▸ **Exercise requirements**
For this task, copy all of the data below exactly and skip the pictures.

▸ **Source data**
Start of Block
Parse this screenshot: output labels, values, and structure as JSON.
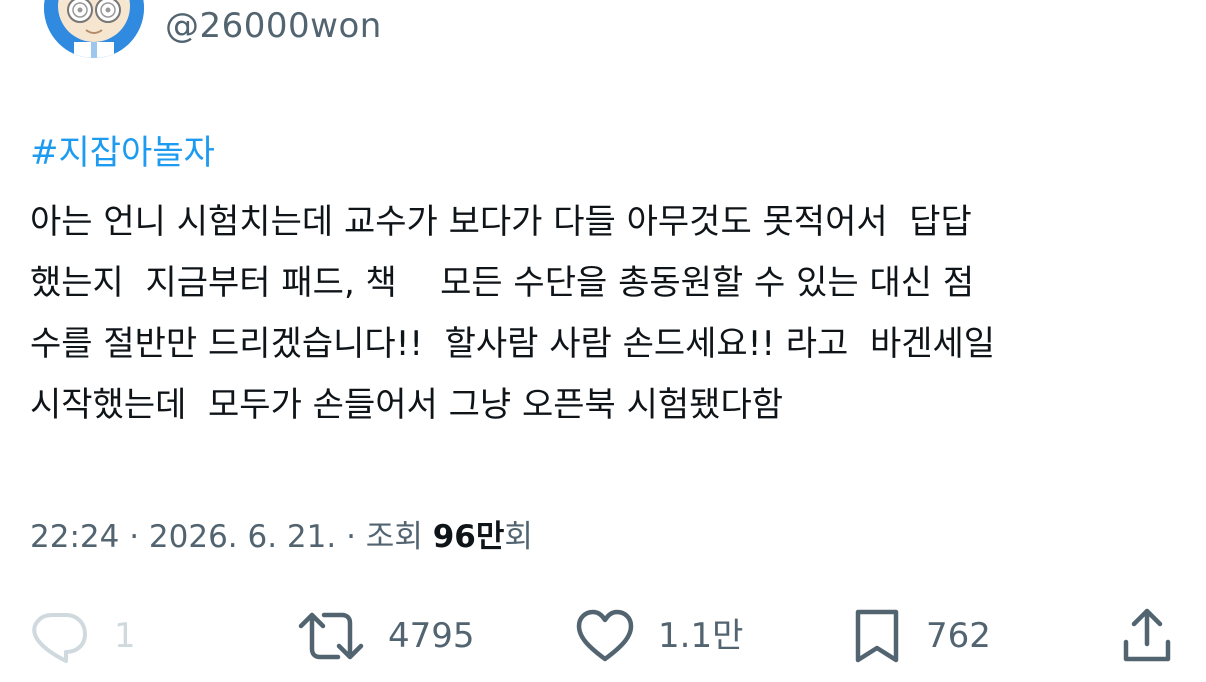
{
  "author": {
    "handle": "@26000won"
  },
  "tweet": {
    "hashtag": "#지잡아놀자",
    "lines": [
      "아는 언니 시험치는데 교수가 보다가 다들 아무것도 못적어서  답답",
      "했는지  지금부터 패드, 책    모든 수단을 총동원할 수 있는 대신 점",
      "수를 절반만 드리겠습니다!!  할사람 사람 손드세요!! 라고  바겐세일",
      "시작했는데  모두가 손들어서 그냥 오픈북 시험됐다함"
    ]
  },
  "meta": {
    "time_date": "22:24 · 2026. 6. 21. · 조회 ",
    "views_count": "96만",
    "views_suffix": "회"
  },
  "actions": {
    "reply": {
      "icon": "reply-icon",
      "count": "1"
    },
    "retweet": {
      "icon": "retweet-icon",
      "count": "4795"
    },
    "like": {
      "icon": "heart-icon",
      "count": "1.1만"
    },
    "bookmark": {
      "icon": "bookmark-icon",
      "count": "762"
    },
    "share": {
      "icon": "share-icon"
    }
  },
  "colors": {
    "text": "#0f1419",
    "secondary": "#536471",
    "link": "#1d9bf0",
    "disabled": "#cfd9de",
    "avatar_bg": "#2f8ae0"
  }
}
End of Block
▸ **Completed exercise**
Parse this screenshot: output labels, values, and structure as JSON.
{
  "author": {
    "handle": "@26000won"
  },
  "tweet": {
    "hashtag": "#지잡아놀자",
    "lines": [
      "아는 언니 시험치는데 교수가 보다가 다들 아무것도 못적어서  답답",
      "했는지  지금부터 패드, 책    모든 수단을 총동원할 수 있는 대신 점",
      "수를 절반만 드리겠습니다!!  할사람 사람 손드세요!! 라고  바겐세일",
      "시작했는데  모두가 손들어서 그냥 오픈북 시험됐다함"
    ]
  },
  "meta": {
    "time_date": "22:24 · 2026. 6. 21. · 조회 ",
    "views_count": "96만",
    "views_suffix": "회"
  },
  "actions": {
    "reply": {
      "icon": "reply-icon",
      "count": "1"
    },
    "retweet": {
      "icon": "retweet-icon",
      "count": "4795"
    },
    "like": {
      "icon": "heart-icon",
      "count": "1.1만"
    },
    "bookmark": {
      "icon": "bookmark-icon",
      "count": "762"
    },
    "share": {
      "icon": "share-icon"
    }
  },
  "colors": {
    "text": "#0f1419",
    "secondary": "#536471",
    "link": "#1d9bf0",
    "disabled": "#cfd9de",
    "avatar_bg": "#2f8ae0"
  }
}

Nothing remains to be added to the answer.